Have you ever loved a book or TV series as a child, re-watched it as an adult, and realized how terrible it actually is? Several stories fall into this category for me—many of which are Christian and contain heavy-handed messages. But Adventures in Odyssey is one of those rare Christian stories that stands up to the test of time. Here’s why.
The task of fiction writing is complicated. We make up people, places, and situations that are supposed to inspire readers to care and relate. We’re not trying to enchant anyone to the extent that they lose sight of the line between fiction and reality, but we are hoping to lift the veil of disbelief so that their imagination can run through the lush grass or the chipped pavement of worlds that don’t exist.
Theme is a hot topic among writers. From elementary school to university courses, teachers ask students to identify the messages that literature tries to communicate. Writing blogs discuss how to incorporate and strengthen themes. And fans relish debating the major themes of popular novels and films. While all of these exercises can reap beneficial insights, the assumption behind each one is that the theme was in the forefront of the author’s mind from the first draft onward. But that’s not always the case.
For years, short stories remained cloaked in mystery for me. I hadn’t the slightest idea how to write one, much less imbue a theme into it. I stumbled in the dark, creating tales and hoping themes would magically appear. Shocker: that didn’t happen. But working on themes in my stories wasn’t important, right?
When we get too desperate to make an impact, we risk building messages without biblical foundations. We’ll preach against conventional wisdom simply to set off debates in readers’ minds. But opposing current trends doesn’t automatically transform us into revolutionaries. When we revolve a story around unpopular ideas, we’re playing hit or miss with the truth.
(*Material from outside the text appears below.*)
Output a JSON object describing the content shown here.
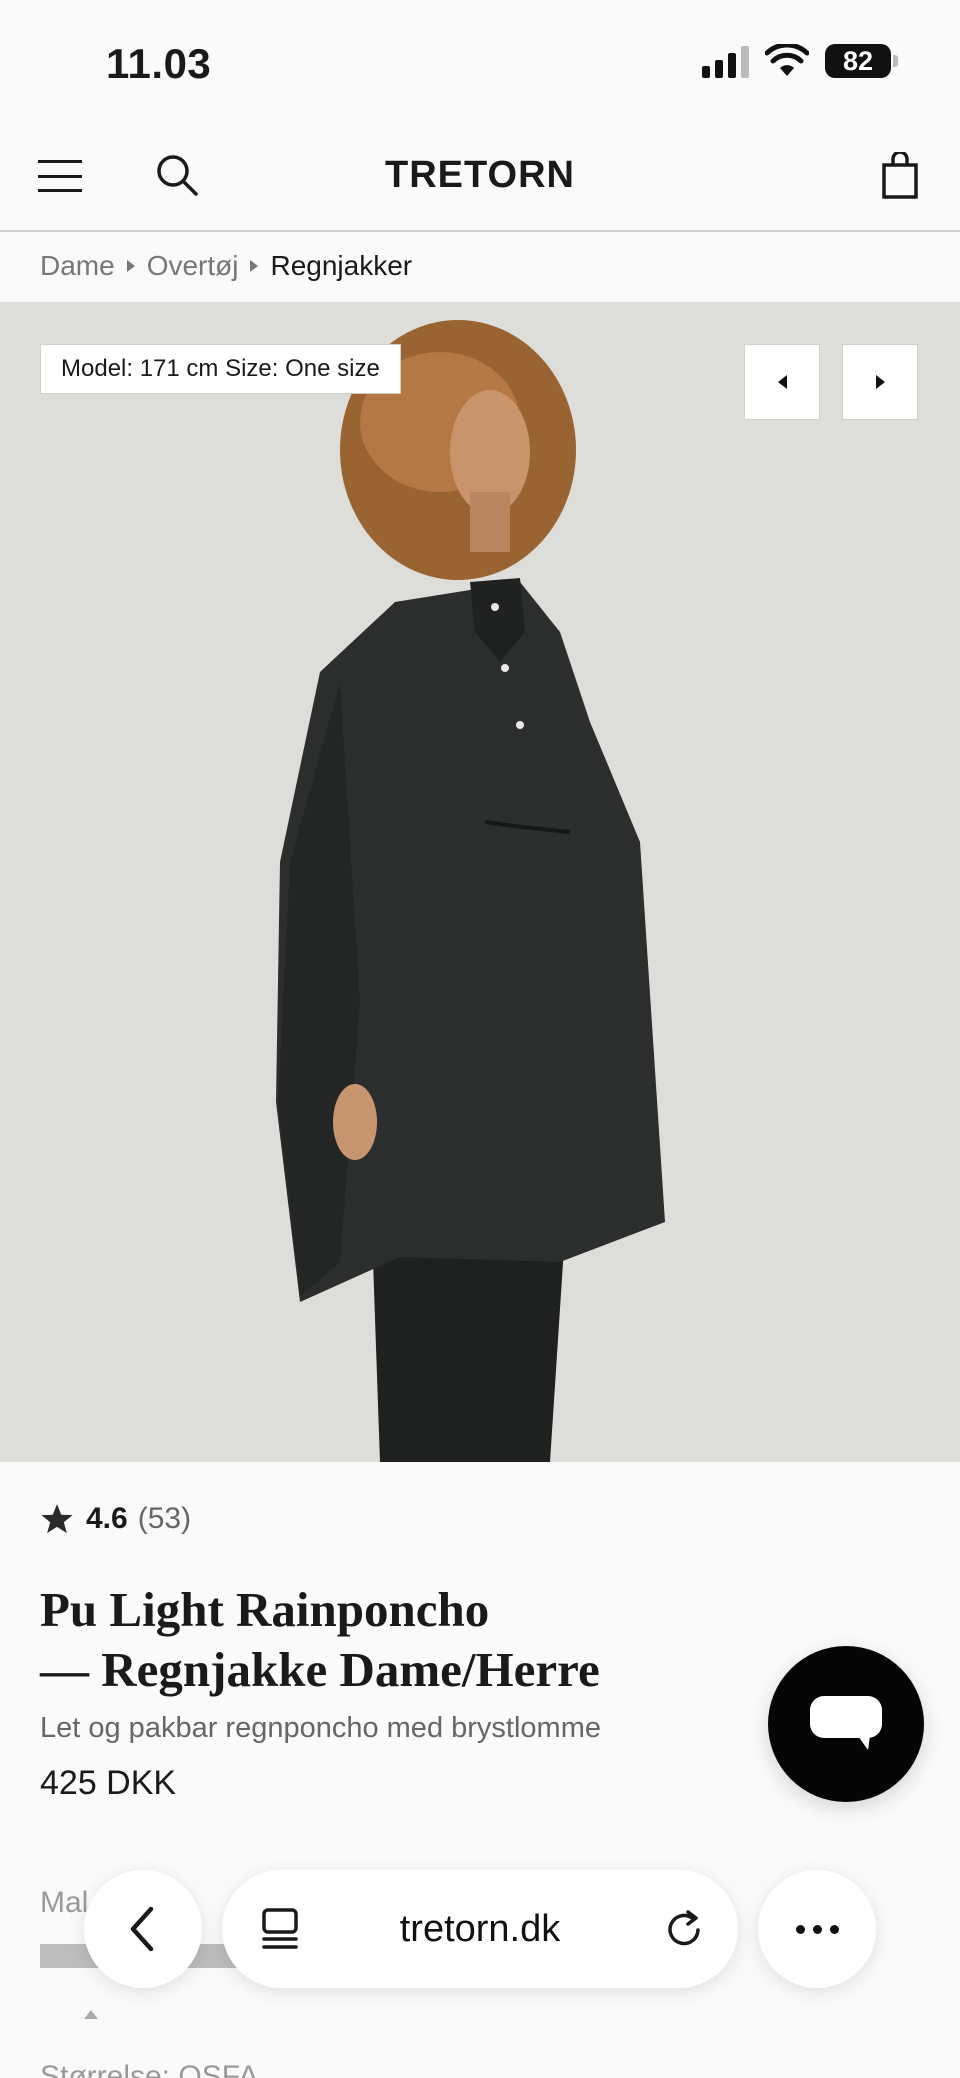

A compelling message requires more than going against the grain.
One of the downloadable worksheets here at Story Embers defines theme as “the broad moral topic or idea that your story addresses.” In general, you should be able to capture it with a single word, such as love, peace, kindness, courage, gratitude, or hope. If your manuscript is crafted well, anyone who picks it up will find clues in the title, word choices, plot, and symbolism to help them recognize the underlying meaning. But developing a relevant theme can be intimidating. How do you weave it into your novel in a way that’s both natural and impactful?
All of us are experts at sad stories. We’ve read novels that schooled us in death scenes, betrayals, fractured relationships, and harrowing pasts. These examples taught us that tormenting the protagonist is easy: just thwart his deepest longings. Then we can type “the end” and congratulate ourselves for accurately reflecting our fallen world. But the real sad story is how untrained we are in the art of weaving meaning into tragedy.
Since the rebellion in the garden of Eden, our souls have longed for wrongs to be righted and life to be whole. Happy stories aren’t heaven on earth because they ignore our brokenness. One of the most challenging aspects of the human condition is when we fall into hardship, where we begin to question who we are and why God has seemingly forsaken us.
A non-writer friend once told me that I seem to enjoy making my characters suffer. I disagree. Sure, portraying pain can be an exciting challenge, but I don’t relish putting my characters through trials. If their hearts are breaking, so is mine. Despite this, I realize that characters, like people, grow through adversity, and oftentimes they experience the greatest change when their circumstances can’t get any worse. In storytelling terminology, this hopeless moment is known as the low point, and it happens shortly before the climax.